Ali vs Frazier. Yankees vs Red Sox. Celtics vs Lakers. Manchester United vs Arsenal. Brazil vs Argentina. Ohio St. vs Michigan. Raptors vs Grizzlies. Tonight’s matchup belongs right up there with the greatest rivalries in sports.
Teams have good memories, even bad ones like the Detroit Pistons. They remembered the embarrassment that was dealt to them on their home floor and delivered a dominating performance as they ran the Raptors off their own court last night. Their was one Piston whose memory was not so good, however. Tracy McGrady forgot he’s a washed up has-been and single-handedly put the Raps away in the second quarter.
“Keep booing me. I love it. It really doesn’t bother me at all,” McGrady said. “It’s not like I was like Chris Bosh and selling out the city like the city was horrible or something, making crazy comments about the city.”

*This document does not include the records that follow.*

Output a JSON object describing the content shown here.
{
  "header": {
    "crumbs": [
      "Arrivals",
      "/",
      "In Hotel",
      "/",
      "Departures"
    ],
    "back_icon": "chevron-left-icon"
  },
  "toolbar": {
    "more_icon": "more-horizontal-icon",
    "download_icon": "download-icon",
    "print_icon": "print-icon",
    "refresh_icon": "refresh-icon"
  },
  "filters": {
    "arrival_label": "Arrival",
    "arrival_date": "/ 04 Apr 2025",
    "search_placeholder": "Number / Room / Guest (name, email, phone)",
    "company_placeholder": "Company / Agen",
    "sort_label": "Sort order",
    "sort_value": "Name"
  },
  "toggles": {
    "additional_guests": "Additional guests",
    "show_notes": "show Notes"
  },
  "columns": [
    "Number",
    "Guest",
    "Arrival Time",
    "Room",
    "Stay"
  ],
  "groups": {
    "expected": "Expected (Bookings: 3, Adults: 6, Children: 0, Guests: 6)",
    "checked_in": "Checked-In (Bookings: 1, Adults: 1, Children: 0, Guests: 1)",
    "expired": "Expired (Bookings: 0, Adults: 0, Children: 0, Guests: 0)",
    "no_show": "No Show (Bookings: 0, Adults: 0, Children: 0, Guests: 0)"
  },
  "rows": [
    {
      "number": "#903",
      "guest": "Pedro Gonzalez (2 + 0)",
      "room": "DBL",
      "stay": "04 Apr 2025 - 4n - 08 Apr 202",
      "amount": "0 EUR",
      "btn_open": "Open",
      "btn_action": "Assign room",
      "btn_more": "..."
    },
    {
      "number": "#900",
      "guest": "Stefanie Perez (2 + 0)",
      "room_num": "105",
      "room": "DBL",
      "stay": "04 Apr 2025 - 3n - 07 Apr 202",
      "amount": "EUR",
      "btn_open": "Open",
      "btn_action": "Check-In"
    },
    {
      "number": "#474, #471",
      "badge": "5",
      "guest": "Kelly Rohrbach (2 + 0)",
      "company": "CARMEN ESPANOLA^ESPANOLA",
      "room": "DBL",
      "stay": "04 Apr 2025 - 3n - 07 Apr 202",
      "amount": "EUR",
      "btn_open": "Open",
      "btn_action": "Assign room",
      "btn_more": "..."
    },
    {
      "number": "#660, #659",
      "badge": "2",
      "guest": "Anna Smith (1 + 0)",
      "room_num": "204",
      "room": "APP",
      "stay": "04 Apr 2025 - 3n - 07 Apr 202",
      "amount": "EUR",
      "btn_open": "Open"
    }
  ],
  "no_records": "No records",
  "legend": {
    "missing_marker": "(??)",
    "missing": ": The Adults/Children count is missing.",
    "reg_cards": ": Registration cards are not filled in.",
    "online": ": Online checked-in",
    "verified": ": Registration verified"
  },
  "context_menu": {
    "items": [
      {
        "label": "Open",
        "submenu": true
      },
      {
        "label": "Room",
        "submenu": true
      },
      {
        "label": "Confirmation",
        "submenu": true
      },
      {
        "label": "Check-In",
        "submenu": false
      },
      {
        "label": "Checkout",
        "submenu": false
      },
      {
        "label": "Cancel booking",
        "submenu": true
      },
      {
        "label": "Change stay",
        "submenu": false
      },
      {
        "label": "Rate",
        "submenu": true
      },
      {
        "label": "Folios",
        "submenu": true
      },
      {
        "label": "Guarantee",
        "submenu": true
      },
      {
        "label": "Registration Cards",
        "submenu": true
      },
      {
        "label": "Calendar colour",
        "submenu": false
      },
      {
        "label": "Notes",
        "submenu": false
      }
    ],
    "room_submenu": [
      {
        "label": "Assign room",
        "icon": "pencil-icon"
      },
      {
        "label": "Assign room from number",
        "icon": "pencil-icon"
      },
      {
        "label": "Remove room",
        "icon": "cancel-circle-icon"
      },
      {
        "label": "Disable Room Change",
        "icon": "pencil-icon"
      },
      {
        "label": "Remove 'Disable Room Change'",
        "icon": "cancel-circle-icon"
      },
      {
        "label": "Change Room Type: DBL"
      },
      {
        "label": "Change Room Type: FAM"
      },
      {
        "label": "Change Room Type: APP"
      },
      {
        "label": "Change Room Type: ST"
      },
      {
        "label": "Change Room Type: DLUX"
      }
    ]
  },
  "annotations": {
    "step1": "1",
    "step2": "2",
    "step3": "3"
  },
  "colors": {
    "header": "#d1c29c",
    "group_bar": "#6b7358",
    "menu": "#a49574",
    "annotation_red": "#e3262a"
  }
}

“They don’t. I’m telling you, they really don’t,” he said. “It’s not like I was like Chris Bosh in selling out the city — like the city was horrible or something … making crazy comments about the city.” “(In 2000), it was Toronto or going back home to Orlando. That’s pretty much it. I love… Read more »
This I can explain. His low usage rate when he is on the floor minimize his impact on team stats, such as team O/D rating and even plus minus (since that stat also accounts for the other members of the rotation. However, when he is being used, his individual stats, or the stats that are only dependant on his contributions, he looks pretty good, pretty great even.
Basically, like what everyone else has been saying, it comes down to usage rate. Involve him enough in the offense and there's no reason why his individual efficiency won't be reflected in the team stats.
Now here's where you might say "but the raptors lose more when he shoots more than average, so the usage rate argument doesn't hold up". That's a fair point, but I would argue that Jonas often gets those extra field goals when A) the guards are putting up a ton of bricks and Jonas is cleaning the glass, or B) he's a last resort after its clear that the other scoring options aren't working. In both scenarios, the team as a whole is playing below average, so it makes sense that they would win a lower percentage of games.